The national television network RTS, notorious for its wartime reporting, may also be included in the probe.

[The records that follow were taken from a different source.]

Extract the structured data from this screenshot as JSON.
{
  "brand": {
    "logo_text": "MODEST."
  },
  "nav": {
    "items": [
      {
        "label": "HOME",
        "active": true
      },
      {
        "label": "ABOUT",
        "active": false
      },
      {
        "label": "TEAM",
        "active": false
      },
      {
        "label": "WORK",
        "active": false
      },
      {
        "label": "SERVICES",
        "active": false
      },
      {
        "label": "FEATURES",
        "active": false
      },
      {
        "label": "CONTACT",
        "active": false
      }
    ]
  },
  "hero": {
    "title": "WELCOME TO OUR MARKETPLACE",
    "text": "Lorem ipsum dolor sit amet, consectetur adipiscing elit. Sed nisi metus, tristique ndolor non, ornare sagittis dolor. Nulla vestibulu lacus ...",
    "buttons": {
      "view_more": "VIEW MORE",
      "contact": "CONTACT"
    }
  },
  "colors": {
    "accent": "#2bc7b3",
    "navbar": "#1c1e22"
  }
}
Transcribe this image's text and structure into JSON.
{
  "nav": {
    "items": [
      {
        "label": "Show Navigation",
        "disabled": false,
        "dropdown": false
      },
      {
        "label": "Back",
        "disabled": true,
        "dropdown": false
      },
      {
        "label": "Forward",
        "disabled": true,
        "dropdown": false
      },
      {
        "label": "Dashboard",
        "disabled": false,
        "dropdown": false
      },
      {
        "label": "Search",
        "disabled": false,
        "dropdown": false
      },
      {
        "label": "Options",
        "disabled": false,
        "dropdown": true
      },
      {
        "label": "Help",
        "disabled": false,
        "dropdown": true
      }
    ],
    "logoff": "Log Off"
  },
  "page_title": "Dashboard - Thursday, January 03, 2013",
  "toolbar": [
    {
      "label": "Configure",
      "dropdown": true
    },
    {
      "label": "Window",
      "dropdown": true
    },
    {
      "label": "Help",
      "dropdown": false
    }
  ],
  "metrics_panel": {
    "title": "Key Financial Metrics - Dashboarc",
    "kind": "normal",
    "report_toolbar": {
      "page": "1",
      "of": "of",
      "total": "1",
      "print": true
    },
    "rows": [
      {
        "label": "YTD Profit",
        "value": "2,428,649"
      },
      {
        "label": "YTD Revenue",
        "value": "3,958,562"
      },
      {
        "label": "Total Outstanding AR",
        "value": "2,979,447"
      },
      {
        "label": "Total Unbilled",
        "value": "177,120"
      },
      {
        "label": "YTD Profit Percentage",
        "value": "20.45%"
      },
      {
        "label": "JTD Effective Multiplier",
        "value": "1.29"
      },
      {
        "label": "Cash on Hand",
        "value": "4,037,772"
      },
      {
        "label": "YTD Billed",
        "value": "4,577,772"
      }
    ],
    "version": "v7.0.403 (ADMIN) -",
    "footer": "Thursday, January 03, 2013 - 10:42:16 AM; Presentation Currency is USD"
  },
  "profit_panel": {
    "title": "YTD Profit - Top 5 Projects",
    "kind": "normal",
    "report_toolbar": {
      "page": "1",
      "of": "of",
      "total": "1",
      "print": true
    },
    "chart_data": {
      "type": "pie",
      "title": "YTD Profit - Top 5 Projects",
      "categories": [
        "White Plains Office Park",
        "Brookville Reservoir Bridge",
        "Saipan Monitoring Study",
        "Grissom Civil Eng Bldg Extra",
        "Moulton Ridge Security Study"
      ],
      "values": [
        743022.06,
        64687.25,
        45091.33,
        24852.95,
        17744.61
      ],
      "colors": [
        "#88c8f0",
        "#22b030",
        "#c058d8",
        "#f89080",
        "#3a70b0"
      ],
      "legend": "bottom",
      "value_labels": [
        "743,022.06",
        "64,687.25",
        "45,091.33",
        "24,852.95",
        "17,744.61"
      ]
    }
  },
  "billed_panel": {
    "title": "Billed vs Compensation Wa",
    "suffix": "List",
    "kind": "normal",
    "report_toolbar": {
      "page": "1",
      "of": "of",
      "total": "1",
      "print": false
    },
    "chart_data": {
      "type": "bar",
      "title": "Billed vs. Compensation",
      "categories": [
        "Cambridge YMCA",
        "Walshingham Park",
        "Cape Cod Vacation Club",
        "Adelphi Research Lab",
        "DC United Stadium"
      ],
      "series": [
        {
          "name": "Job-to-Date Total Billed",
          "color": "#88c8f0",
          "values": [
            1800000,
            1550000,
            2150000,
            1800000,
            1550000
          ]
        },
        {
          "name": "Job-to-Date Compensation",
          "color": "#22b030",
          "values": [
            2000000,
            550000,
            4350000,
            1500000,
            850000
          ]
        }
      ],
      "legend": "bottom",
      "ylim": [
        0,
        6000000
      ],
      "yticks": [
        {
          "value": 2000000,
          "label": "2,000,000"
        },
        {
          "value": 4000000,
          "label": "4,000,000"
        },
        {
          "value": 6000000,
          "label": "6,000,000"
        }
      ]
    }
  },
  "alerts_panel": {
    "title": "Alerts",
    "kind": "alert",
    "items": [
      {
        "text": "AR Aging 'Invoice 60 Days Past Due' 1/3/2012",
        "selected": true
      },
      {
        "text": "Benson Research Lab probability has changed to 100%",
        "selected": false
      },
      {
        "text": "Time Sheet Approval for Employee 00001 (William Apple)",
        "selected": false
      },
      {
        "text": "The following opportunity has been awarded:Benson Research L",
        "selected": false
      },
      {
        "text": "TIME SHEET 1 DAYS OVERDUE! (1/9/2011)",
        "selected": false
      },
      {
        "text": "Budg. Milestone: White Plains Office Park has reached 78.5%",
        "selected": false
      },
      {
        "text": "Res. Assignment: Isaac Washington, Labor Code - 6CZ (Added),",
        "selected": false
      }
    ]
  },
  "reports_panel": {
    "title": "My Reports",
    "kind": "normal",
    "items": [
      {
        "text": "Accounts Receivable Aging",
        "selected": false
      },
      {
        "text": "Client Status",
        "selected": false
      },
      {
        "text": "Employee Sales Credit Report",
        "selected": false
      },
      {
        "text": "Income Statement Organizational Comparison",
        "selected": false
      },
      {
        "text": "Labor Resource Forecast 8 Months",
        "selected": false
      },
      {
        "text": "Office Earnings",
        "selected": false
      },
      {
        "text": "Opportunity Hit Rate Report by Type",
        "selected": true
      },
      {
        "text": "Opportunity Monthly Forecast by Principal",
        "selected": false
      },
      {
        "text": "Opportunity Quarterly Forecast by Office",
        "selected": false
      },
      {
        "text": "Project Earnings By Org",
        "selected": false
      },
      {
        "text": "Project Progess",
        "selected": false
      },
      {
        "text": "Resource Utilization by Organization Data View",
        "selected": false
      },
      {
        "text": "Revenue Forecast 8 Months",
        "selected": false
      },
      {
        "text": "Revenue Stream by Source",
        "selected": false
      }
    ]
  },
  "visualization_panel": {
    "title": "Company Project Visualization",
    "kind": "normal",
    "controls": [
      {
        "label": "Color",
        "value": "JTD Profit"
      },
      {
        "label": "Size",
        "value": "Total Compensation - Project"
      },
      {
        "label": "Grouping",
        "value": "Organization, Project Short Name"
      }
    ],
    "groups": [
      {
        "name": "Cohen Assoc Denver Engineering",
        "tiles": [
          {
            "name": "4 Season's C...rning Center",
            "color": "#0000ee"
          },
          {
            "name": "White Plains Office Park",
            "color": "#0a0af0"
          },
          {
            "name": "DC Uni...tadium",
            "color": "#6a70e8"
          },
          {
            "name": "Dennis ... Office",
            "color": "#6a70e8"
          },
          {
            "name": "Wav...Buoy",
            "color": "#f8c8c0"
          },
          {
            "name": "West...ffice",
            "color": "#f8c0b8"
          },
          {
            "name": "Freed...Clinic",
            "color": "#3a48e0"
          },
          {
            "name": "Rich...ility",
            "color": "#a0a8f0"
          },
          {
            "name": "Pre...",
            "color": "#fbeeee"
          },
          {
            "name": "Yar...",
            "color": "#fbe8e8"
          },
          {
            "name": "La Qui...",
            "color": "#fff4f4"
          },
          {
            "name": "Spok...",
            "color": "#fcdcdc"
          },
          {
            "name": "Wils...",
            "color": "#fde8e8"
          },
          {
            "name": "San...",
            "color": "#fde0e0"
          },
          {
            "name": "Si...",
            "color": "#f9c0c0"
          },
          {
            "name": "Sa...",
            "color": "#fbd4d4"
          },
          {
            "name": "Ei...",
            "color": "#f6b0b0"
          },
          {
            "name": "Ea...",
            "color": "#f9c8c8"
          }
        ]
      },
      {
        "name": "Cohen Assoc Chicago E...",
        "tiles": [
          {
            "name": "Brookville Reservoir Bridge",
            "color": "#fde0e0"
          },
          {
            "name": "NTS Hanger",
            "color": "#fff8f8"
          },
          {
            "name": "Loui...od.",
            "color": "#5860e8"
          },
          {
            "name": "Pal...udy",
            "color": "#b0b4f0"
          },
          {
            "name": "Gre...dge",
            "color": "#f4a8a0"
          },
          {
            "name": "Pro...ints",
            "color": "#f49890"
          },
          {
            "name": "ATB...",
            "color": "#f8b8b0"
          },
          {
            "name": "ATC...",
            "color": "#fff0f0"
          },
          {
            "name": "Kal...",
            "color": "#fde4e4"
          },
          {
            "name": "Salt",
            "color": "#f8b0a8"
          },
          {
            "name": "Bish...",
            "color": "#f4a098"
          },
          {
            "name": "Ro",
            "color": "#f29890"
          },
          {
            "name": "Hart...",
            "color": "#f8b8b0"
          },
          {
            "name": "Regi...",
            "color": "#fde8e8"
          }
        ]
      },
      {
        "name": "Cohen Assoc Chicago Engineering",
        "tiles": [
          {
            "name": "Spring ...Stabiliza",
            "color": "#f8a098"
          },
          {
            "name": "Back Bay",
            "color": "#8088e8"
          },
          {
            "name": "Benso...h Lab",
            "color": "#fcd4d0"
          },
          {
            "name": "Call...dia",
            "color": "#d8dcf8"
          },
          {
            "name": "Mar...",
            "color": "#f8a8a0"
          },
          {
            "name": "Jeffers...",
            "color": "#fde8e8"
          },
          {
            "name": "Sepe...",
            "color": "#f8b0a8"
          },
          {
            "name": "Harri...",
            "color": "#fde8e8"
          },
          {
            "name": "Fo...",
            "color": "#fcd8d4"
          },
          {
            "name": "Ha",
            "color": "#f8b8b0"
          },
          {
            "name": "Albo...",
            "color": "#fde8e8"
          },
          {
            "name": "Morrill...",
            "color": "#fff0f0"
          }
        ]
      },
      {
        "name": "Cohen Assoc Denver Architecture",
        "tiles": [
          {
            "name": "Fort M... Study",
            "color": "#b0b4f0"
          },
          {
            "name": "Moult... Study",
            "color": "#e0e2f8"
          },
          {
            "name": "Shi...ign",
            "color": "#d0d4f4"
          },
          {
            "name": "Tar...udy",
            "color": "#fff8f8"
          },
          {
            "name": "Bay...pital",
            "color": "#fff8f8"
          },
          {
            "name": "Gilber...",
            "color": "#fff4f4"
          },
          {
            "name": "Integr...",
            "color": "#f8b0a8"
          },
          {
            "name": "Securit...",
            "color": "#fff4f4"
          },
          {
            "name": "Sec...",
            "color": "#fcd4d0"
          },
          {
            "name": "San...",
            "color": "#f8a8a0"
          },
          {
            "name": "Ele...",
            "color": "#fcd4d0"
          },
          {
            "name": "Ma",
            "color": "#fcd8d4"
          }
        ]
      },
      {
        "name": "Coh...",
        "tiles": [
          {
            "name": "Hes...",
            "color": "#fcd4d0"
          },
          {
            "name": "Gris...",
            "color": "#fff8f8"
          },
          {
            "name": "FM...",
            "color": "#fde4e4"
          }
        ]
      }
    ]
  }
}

Its management issued an official apology a few years ago.
"We are now seeking elements to launch an official probe into some journalists and editors for inciting or instigating war crimes," the prosecutor's spokesman Bruno Vekaric told AFP.
The probe has prompted a wide debate in Serbia, with some journalists' associations backing the move while others, calling it a witch-hunt.
Ljiljana Smajlovic, of the formerly pro-Milosevic Association of Serbia's Journalists, faulted prosecutors for not investigating the politicians controlling media at the time.
"The prosecution does not want to go into who instructed the journalists, who created the state propaganda, it just wants to blame some reporters as the weakest link in the chain," Smajlovic said.
But she stressed that if there is any concrete evidence a journalist incited a war crime, that person should be prosecuted.
The media horror stories were aimed at the "complete dehumanisation of enemies", said Serbia's war crimes prosecutor Vladimir Vukcevic
"Such propaganda cleared the executioners from any moral dilemmas and that is why media propaganda in the former Yugoslavia was a prelude to the (1990s) war," he said.
Unlike the United Nations war crimes court for Rwanda, which tried and severely sentenced journalists on charges of inciting genocide and crimes against humanity, the International Criminal Tribunal for the former Yugoslavia has never officially probed wartime reporting.